What is needed —
Go through the data and copy each line where the string "NCAA" appears.

(Data records for software interfaces)
##############################

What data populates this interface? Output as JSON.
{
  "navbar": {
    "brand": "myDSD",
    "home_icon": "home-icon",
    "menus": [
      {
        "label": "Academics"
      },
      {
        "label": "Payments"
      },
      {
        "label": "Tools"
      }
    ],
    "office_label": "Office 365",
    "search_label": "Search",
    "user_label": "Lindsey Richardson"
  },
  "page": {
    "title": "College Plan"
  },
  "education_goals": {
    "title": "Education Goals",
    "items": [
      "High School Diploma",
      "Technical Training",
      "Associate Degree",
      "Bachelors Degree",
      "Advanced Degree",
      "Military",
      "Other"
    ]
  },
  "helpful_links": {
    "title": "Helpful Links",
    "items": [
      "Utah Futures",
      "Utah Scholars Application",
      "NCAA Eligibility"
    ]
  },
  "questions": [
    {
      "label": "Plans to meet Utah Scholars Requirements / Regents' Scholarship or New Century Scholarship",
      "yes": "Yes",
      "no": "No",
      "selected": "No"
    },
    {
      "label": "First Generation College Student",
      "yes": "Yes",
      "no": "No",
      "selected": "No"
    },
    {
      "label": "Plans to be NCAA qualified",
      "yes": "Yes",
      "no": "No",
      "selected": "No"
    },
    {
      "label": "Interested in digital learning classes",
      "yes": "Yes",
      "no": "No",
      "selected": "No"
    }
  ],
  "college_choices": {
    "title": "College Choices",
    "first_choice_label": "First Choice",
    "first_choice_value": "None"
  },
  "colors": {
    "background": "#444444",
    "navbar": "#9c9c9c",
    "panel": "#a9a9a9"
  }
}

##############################

Result —
      "NCAA Eligibility"
      "label": "Plans to be NCAA qualified",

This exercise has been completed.